TO DO>
Print each entry as it appears. Images stay out of the copy.

Entries taken from a collection:
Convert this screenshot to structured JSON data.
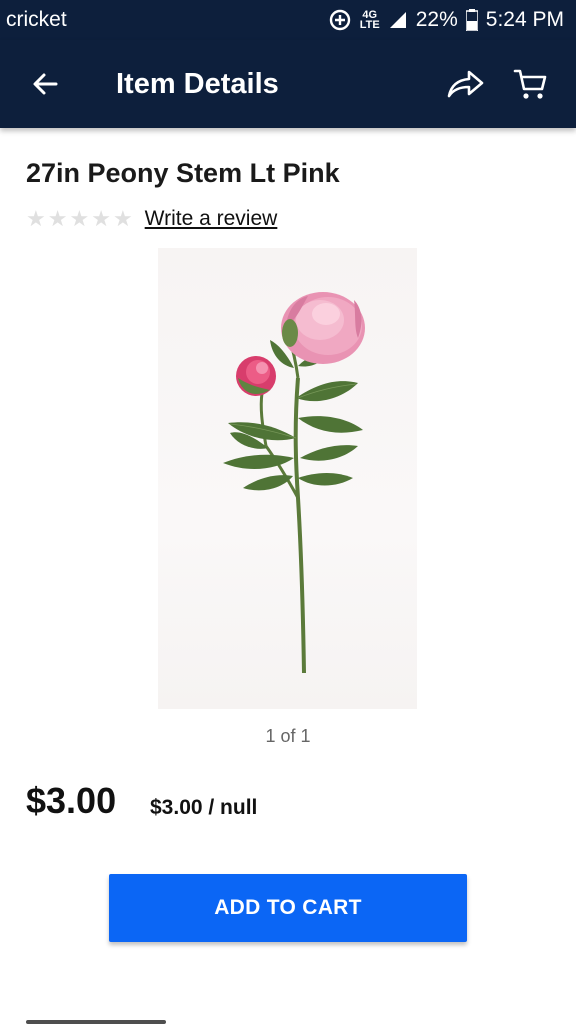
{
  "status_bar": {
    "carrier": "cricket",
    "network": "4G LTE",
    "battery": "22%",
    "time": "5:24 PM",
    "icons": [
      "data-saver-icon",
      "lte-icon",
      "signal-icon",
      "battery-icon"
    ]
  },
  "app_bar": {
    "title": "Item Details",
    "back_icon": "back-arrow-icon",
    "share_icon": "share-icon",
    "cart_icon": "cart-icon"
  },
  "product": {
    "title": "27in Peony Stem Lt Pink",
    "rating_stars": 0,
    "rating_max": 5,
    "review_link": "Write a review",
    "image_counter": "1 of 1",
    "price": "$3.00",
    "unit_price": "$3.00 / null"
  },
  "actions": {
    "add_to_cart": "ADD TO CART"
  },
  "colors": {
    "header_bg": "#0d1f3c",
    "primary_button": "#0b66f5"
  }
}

RESPONSE TO THE EXERCISE>
Convert this screenshot to structured JSON data.
{
  "status_bar": {
    "carrier": "cricket",
    "network": "4G LTE",
    "battery": "22%",
    "time": "5:24 PM",
    "icons": [
      "data-saver-icon",
      "lte-icon",
      "signal-icon",
      "battery-icon"
    ]
  },
  "app_bar": {
    "title": "Item Details",
    "back_icon": "back-arrow-icon",
    "share_icon": "share-icon",
    "cart_icon": "cart-icon"
  },
  "product": {
    "title": "27in Peony Stem Lt Pink",
    "rating_stars": 0,
    "rating_max": 5,
    "review_link": "Write a review",
    "image_counter": "1 of 1",
    "price": "$3.00",
    "unit_price": "$3.00 / null"
  },
  "actions": {
    "add_to_cart": "ADD TO CART"
  },
  "colors": {
    "header_bg": "#0d1f3c",
    "primary_button": "#0b66f5"
  }
}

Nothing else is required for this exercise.